DATA EXTRACTS.

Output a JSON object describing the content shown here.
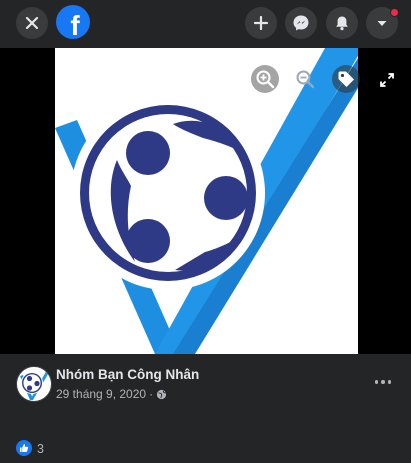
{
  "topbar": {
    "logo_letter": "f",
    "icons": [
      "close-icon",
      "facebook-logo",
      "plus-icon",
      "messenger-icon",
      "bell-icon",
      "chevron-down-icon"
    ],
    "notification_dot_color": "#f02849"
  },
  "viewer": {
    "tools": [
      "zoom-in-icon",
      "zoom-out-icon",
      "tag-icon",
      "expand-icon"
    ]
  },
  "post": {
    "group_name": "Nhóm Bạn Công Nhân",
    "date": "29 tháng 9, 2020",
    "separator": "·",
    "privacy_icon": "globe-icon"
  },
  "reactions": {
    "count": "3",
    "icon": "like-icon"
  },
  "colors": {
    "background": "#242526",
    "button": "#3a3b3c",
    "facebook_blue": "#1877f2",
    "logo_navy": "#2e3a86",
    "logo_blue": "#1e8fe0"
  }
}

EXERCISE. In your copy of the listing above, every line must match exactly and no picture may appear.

REPLY TO THE TASK.
Output a JSON object describing the content shown here.
{
  "topbar": {
    "logo_letter": "f",
    "icons": [
      "close-icon",
      "facebook-logo",
      "plus-icon",
      "messenger-icon",
      "bell-icon",
      "chevron-down-icon"
    ],
    "notification_dot_color": "#f02849"
  },
  "viewer": {
    "tools": [
      "zoom-in-icon",
      "zoom-out-icon",
      "tag-icon",
      "expand-icon"
    ]
  },
  "post": {
    "group_name": "Nhóm Bạn Công Nhân",
    "date": "29 tháng 9, 2020",
    "separator": "·",
    "privacy_icon": "globe-icon"
  },
  "reactions": {
    "count": "3",
    "icon": "like-icon"
  },
  "colors": {
    "background": "#242526",
    "button": "#3a3b3c",
    "facebook_blue": "#1877f2",
    "logo_navy": "#2e3a86",
    "logo_blue": "#1e8fe0"
  }
}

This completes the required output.